AT&T Business CEO Anne Chow was previously scheduled to give a keynote address at the event.
On Wednesday, Nokia, Vodafone, HMD, BT and Deutsche Telekom said they too wouldn’t attend the show. HMD, which makes Nokia phones, said it would postpone the launch of its new devices and expected to announce them at a later date.
“Rather than meeting customers and stakeholders in Barcelona, Nokia plans to go directly to customers with a series of “Nokia Live” events aimed at showcasing the industry-leading demos and launches scheduled for MWC,” Nokia said in a statement.
Quarantine and hygiene
Companies traveling from China for MWC faced a unique challenge as they carefully navigated balancing their participation at the show with the health risks of asking their employees to travel to Europe from Asia. No major Chinese companies had pulled out of the show before GSMA pulled the plug.
ZTE canceled its press conference, originally scheduled for Feb. 25. All other scheduled activities were slated to go ahead as planned, it said in a statement.
On Monday, TCL — the Shenzhen, China-based maker of Alcatel, BlackBerry and TCL-branded phones — said that it, too, would cancel its press conference, earlier slated for Feb. 22. The company cited an “abundance of caution and care for our staff, customers, press and other guests.”
Other Chinese companies were taking other significant precautions, like quarantining executives. Between 5,000 and 6,000 delegates from China usually attend the show, and many were asking their colleagues in Europe to attend this year on their behalf, said the GSMA.

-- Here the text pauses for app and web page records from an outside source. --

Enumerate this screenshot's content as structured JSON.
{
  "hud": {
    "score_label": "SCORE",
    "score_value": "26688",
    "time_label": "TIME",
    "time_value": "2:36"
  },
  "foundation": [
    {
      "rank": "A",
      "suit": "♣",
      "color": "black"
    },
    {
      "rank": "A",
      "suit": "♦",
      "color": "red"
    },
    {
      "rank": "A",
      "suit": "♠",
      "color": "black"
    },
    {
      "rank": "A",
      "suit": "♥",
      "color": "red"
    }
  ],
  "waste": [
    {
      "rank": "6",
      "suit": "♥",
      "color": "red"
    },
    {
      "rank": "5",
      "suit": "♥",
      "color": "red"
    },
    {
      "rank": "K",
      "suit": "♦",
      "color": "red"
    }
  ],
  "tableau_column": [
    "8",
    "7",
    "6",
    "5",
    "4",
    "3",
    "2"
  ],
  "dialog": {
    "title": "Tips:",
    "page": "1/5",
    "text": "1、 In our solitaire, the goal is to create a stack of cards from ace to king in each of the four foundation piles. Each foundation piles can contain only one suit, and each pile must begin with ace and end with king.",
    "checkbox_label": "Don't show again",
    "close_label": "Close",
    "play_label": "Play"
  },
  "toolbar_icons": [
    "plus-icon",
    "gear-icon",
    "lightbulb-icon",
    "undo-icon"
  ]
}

Honor, the handset brand owned by Huawei, said it was on track to attend MWC. Huawei and Honor both have a significant presence in the UK and Western Europe, and Honor planned to staff its booth with workers from those areas, as opposed to China-based employees. But the company’s president, George Zhao, was no longer scheduled to attend the show.

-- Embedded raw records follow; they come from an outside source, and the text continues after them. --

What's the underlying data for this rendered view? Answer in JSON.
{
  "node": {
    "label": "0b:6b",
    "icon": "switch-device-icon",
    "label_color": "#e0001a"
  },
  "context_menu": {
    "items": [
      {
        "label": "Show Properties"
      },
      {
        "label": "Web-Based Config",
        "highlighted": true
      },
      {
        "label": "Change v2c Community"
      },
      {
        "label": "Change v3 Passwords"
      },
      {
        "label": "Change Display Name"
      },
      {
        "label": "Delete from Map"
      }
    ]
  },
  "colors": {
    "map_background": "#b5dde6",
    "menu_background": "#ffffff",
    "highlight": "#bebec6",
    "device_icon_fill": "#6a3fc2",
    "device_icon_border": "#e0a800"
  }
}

Of the companies still planning to bring employees from China, Huawei, Oppo and ZTE asked their employees to spend two weeks in quarantine ahead of the show. All of Huawei’s China-based delegates and ZTE senior executives were going to spend this period of isolation in Europe, the companies had said.
Those executives are currently spending their time in quarantine outside of China. Because many already were in Europe, the Chinese vendors considered proceeding with their Barcelona press events as earlier planned.
Oppo had said that in addition to quarantining staff, it would monitor employees with daily health checks and conduct temperature checks for all participating in Oppo events.
What will coronavirus mean for mobile in 2020?
Product launches and announcements previously expected at the show, including the unveiling of the LG G9 ThinQ, may suffer delays but won’t be canceled altogether.
For the companies, the biggest impact could be a drop off in the dealmaking that goes on behind the scenes. Though they hold flashy press conferences and set up flashy booths, executives are largely in Barcelona year after year to meet with each other. Carriers check out new phones, handset makers learn about upcoming components, and partnerships are struck.
With the supply chains under pressure and fewer opportunities to make those deals that keep the industry ticking, the impact of the outbreak could be far-reaching but probably won’t be felt until later this year when the next batch of phones, including the first 5G iPhones, are scheduled to make an appearance.
CNET’s Sareena Dayaram, Jason Hiner, Lynn La and Jackson Ryan, Eli Blumenthal and CNET Espanol’s César Salza contributed to this report.
Originally published Feb. 8.
Updates, Feb. 9: Adds Amazon’s withdrawal and MWC’s new restrictions on attendance; Feb. 10: Adds Sony’s withdrawal and TCL’s press conference cancellation; Feb. 11: Adds AT&T’s, Facebook’s, Intel’s and Vivo’s withdrawal from the show; Feb. 12: Adds Nokia’s, HMD’s, BT’s, Deutsche Telekom’s and Vodafone’s withdrawal. Later adds information about MWC cancellation and updates article to reflect the change.